The Merriam Webster dictionary defines “cash cow” as “a metaphor for a ‘dairy cow’ used on farms to produce milk, offering a steady stream of income with little maintenance.”
Many cities depend on business license and sales tax revenues, among other sources of income. But quite often, the monthly fees for a municipality’s monthly water and sewer are considered the only constant revenue stream. Such fees are often the easiest for a city to continually increase. A city on its own can raise the fees that it charges on a yearly basis, whereas sales tax revenues remain relatively constant and require other measures.

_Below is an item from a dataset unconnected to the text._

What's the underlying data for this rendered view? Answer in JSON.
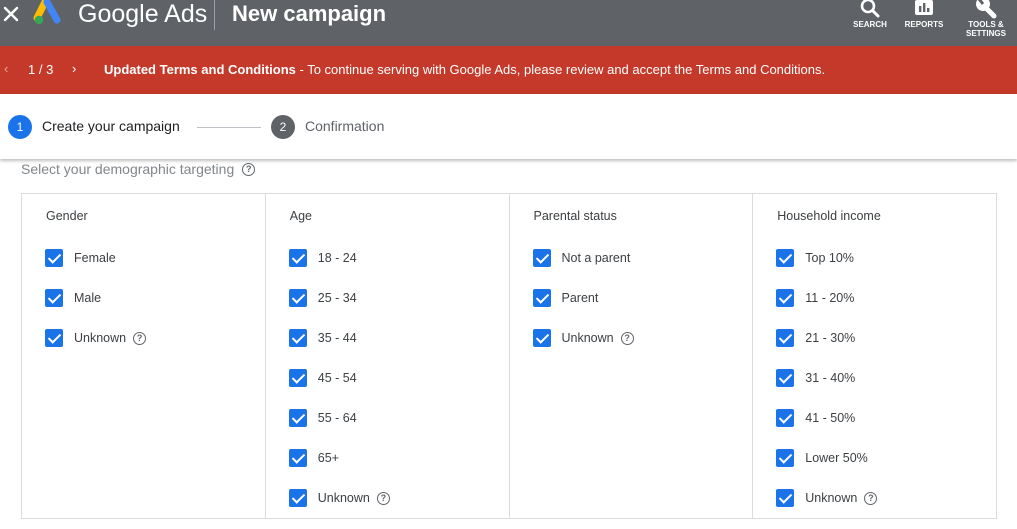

If a city, for example, met its payroll obligations by resorting to using its water and sewer funds instead of its general fund, its financial health might be questionable. Good budgeting should allow a city to anticipate the general fund’s fluctuations in its yearly revenue stream.
But such things have been known to happen. That’s why it’s nice sometimes to have a “cash cow.”